Arlen - Year 10
Jamie - Year 10
Ribbon Winners:
Duke - Year 9, Harris - Year 9, Blix - Year 8, Reece - Year 9, William - Year 7 , Brodyn - Year 7, Jordan - Year 7, Illyandra - Year 10, Cooper - Year 7.
B Division Winners
Dylan - Year 10
Damien - Year 9
Winning Girls
Danielle - Year 10
Aly - Grade 5 from Biggera Waters Primary School
Jovahn - Year 9
3rd Madison - Year 9
Ribbon Winners:
Jack - Year 9, Dion - Year 9, Mathew - Year 9, Carlos - Year 9, Goobrey - Year 9, Cameron - Year 9, Kaelyb - Year 9, Kevin - Year 9.
[email protected] after-school chess club will commence Term 2 from week 2. New members experienced players or beginners are very welcome.
Thank you
Sue Kimura
[email protected] Coordinator.
Coombabah’s ANZAC Day Centennial Poetry Competition
To acknowledge this important year in Australia’s history, the school is conducting a poetry competition, open to all current students, in search of a new
poem to be read at our two ANZAC Day ceremonies: the in-school celebration and the Dawn Service at Runaway Bay. Students are asked to submit a
poem of no more than 200 words. It should cover the following:
A theme that focuses on our wonderful quality of life here in Australia/ on the Gold Coast and the opportunities available.
The content needs to be linked to gratitude for the sacrifices of the past.
The tone should be uplifting and connect with youth.
Final submission date is 9.00 a.m. Tuesday 21 April. Please email entries to Dr Sue Bittner at [email protected]
Each entry is to be accompanied by a statement from the student’s English teacher, verifying that the work is original and that of the student.
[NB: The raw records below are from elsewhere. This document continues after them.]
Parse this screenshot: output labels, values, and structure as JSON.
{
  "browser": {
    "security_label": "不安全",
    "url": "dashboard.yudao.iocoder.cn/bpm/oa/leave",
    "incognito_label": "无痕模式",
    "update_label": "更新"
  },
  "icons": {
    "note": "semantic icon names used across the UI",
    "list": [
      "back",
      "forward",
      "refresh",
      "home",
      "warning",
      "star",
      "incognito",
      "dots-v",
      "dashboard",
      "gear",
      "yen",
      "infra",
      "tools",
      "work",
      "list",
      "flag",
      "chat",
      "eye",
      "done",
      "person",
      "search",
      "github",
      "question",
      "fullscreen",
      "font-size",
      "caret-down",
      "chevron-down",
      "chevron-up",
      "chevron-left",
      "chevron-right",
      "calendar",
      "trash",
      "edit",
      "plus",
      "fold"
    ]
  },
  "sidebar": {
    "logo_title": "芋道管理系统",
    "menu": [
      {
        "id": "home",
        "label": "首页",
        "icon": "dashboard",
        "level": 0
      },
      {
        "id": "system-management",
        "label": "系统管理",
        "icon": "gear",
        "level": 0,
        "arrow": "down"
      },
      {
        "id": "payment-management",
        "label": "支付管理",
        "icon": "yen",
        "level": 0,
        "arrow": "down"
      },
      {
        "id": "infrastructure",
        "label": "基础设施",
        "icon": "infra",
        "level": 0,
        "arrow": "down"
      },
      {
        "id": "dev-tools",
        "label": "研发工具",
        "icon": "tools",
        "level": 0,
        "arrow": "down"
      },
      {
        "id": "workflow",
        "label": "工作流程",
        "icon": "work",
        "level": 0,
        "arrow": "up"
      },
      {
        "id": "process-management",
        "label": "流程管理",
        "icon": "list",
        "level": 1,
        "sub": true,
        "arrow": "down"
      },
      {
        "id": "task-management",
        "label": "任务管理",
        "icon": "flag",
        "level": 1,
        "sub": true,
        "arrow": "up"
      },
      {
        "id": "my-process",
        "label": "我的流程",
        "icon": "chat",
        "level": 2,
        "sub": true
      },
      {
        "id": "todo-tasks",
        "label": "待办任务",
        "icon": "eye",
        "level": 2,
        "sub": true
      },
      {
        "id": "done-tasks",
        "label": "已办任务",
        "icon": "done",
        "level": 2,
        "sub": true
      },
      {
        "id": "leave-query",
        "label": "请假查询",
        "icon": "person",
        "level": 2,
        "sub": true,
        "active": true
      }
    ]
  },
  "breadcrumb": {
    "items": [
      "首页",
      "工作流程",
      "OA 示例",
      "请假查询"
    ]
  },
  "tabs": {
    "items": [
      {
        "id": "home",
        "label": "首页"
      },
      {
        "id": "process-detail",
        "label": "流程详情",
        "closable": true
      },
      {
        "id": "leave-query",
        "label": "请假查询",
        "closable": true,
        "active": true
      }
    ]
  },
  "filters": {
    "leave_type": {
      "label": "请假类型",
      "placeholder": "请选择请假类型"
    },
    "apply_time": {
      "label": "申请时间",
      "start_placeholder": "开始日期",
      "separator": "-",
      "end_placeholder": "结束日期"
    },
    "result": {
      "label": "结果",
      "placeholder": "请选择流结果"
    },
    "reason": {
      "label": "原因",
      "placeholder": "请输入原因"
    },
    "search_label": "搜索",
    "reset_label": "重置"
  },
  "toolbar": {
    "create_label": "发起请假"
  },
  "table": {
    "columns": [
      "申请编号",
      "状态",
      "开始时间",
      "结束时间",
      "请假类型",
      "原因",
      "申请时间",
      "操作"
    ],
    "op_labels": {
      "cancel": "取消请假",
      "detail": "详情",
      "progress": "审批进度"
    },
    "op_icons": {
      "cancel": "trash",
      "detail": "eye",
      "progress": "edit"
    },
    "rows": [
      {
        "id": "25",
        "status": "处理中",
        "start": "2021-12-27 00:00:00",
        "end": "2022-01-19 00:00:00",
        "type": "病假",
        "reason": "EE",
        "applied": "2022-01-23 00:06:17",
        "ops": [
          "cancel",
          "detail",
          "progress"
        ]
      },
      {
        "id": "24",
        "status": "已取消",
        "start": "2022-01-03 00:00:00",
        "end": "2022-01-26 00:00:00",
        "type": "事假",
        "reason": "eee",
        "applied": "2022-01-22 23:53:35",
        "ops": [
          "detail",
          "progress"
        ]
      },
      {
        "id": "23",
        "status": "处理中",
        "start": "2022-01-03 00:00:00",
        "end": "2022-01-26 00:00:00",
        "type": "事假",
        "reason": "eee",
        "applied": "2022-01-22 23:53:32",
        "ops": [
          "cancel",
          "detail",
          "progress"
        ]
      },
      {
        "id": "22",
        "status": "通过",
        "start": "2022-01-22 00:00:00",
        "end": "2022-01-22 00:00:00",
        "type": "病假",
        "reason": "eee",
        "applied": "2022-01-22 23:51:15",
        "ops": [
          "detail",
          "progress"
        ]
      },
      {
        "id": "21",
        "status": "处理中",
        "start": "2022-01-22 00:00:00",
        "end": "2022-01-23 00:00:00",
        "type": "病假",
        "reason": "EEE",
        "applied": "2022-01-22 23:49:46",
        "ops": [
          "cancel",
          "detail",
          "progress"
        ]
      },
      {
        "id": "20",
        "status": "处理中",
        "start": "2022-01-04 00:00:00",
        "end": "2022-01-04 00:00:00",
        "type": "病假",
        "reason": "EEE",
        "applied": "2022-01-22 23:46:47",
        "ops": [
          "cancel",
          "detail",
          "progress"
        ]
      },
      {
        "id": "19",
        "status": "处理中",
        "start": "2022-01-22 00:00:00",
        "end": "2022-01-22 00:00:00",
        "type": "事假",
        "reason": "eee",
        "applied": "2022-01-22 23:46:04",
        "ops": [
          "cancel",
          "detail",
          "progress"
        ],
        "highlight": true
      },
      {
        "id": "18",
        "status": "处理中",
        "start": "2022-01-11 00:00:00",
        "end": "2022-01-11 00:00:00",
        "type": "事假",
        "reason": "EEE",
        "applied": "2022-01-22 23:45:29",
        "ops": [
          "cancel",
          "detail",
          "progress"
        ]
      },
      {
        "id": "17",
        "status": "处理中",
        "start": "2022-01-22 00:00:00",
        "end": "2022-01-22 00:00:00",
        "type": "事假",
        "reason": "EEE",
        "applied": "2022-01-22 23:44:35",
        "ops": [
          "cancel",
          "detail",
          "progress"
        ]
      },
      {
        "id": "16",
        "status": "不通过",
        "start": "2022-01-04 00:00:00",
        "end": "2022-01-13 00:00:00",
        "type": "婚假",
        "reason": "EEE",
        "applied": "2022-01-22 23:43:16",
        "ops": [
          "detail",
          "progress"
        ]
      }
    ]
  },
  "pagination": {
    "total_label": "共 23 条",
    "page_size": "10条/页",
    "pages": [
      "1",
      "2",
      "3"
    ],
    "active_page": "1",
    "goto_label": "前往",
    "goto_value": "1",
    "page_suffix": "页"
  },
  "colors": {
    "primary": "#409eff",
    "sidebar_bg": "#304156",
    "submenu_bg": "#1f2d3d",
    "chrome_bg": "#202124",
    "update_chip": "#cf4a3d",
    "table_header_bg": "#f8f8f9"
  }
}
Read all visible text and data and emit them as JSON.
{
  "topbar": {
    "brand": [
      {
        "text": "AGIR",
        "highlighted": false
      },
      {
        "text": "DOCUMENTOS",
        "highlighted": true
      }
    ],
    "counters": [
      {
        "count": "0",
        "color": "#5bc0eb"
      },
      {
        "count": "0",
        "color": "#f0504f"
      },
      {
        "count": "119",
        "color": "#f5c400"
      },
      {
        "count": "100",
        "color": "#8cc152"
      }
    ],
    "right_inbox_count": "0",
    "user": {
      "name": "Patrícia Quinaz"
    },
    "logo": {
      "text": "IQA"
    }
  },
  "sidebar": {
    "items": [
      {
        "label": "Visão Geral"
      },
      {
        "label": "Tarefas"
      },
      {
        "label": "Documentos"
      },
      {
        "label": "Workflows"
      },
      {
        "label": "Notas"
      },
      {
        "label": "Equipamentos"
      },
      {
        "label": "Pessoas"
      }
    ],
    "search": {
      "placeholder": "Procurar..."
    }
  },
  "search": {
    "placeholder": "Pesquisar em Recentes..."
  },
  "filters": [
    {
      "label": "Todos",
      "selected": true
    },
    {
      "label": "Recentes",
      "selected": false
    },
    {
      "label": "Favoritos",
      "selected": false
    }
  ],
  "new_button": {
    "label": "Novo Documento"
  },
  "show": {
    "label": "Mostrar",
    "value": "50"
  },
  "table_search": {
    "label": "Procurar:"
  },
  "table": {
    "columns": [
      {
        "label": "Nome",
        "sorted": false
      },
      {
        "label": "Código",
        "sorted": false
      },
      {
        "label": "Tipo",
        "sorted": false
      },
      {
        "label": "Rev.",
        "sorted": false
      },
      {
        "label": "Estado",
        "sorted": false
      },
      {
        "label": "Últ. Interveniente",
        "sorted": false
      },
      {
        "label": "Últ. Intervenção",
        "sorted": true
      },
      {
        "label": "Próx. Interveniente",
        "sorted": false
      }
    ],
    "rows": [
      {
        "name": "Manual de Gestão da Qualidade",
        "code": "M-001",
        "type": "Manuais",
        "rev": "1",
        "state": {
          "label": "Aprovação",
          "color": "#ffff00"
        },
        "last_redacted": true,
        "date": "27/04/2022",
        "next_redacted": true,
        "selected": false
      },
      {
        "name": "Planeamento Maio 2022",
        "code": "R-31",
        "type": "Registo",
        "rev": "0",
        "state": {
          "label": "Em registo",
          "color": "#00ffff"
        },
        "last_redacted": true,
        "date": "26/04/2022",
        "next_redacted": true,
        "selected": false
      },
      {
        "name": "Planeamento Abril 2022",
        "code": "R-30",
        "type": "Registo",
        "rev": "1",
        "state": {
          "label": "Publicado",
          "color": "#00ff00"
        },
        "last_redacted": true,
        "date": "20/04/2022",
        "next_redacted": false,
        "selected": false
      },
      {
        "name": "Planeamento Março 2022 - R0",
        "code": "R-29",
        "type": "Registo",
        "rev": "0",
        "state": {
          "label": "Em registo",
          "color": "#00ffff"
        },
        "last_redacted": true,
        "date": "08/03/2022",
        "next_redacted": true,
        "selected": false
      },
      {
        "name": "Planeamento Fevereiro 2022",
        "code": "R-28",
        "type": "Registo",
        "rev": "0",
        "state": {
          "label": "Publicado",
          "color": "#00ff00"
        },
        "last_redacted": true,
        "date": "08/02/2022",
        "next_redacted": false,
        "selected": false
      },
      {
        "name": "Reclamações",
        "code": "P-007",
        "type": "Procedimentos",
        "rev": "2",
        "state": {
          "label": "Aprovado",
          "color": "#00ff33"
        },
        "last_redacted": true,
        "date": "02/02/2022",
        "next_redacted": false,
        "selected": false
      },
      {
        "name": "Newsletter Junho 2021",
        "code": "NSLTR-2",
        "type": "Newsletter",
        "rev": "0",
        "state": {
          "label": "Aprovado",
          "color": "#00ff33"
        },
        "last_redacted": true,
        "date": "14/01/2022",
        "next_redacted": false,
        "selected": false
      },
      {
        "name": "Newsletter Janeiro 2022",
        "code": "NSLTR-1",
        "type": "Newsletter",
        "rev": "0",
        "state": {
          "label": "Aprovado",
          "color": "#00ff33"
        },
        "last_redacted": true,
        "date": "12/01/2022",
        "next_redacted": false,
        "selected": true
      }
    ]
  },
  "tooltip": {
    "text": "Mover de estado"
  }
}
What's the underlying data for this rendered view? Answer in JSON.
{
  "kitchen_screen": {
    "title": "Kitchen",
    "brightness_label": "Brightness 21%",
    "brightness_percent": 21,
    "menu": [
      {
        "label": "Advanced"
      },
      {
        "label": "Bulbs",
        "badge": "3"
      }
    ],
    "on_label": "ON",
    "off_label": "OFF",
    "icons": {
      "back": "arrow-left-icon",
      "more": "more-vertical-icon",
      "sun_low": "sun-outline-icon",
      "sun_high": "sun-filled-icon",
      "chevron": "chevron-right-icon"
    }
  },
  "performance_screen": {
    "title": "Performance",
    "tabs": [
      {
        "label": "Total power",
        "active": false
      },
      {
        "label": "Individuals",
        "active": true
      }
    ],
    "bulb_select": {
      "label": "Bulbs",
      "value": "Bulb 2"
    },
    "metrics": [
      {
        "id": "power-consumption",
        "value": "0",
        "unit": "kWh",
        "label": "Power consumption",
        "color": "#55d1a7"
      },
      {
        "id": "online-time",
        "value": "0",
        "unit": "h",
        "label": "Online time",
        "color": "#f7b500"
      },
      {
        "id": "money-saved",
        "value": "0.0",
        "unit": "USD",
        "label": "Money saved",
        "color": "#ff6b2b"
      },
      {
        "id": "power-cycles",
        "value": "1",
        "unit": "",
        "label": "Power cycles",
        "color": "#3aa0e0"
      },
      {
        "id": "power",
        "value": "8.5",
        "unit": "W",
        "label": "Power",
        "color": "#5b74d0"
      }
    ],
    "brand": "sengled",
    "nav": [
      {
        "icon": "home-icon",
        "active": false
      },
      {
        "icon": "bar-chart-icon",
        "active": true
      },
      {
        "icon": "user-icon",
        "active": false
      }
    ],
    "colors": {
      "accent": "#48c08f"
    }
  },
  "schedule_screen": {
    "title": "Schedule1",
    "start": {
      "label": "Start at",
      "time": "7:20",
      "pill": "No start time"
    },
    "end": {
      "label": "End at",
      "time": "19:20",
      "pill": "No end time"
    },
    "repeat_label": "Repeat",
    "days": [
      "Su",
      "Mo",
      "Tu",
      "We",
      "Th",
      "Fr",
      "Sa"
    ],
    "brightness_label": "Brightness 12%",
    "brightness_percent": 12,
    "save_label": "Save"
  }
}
Please direct all enquiries to Dr Sue Bittner on 07 55523866 or to the above email.
Dr Sue Bittner,
Head of Department - English.
Coombabah would like
like to congratulate the following students on their recent selections
into the Under 18’s Queensland Oztag Team.
Hayden Firth, Ryan Berrell & Ethan Wakeman
The boys will play State Of Origin at the beginning of May.
Mick Halsall
Head of Department - HPE
For our Year 11 classes, this term has been an introduction to the business that is tourism. We have covered a broad range of concepts giving students a
foundation on which to build their knowledge bank. Our focus is very much about developing employability skills which was reiterated by our guests from
Beacon (Brent) and the Intercontinental at Sanctuary Cove (Carly - the HR Manager and Tom – a F&B manager).
Some Year 11 students attended a full day excursion to experience the operations of the Intercontinental. This day was informative and reinforced
concepts that have been delivered in class. Students who attended represented the school exceptionally well and were complimented by all. Thanks to
Brent from Beacon and Monique, Carly and all involved staff at the Intercontinental. Our students have now been offered the opportunity to undertake a
school-based traineeship at this international resort. Students who are interested must see Mrs Peters.
Year 12 Tourism also received a visit from Carly the Human Resources Manager and Tom a
Food and Beverage Manager at the Intercontinental.
Their presentation also reinforced the importance of developing employability skills.
Occupational Health and Safety is the current focus for the Year 12 class. Their major
assessment piece will be a report following an excursion to Dreamworld. Once again, all students
were well behaved and took comprehensive notes during the presentation. On an extremely hot
day, students recorded aspects of OHS and had some fun along the way!
Louise Dodds
Humanities & LOTE.
2 May 2015
30 May 2015
This group is from Mexico but not confirmed yet. We would also like to update our data
base as we have quite a few groups that visit during the year from China, Japan etc. that
would like to use school families. This is a great opportunity for your child to experience
another culture.
• No other person of the same origin staying with the family
• Provide 3 meals per day
• Own bed, but can share a room with a host child
• Over 18’s hold a Blue Card or willing to apply through school
• Safe travel to & from school
• Financial assistance is provided
Families with children in ANY GRADES are welcome to host.
If you are interested in hosting one or more students and would like more information
please contact Mrs Jane Wilson 55523820 or [email protected]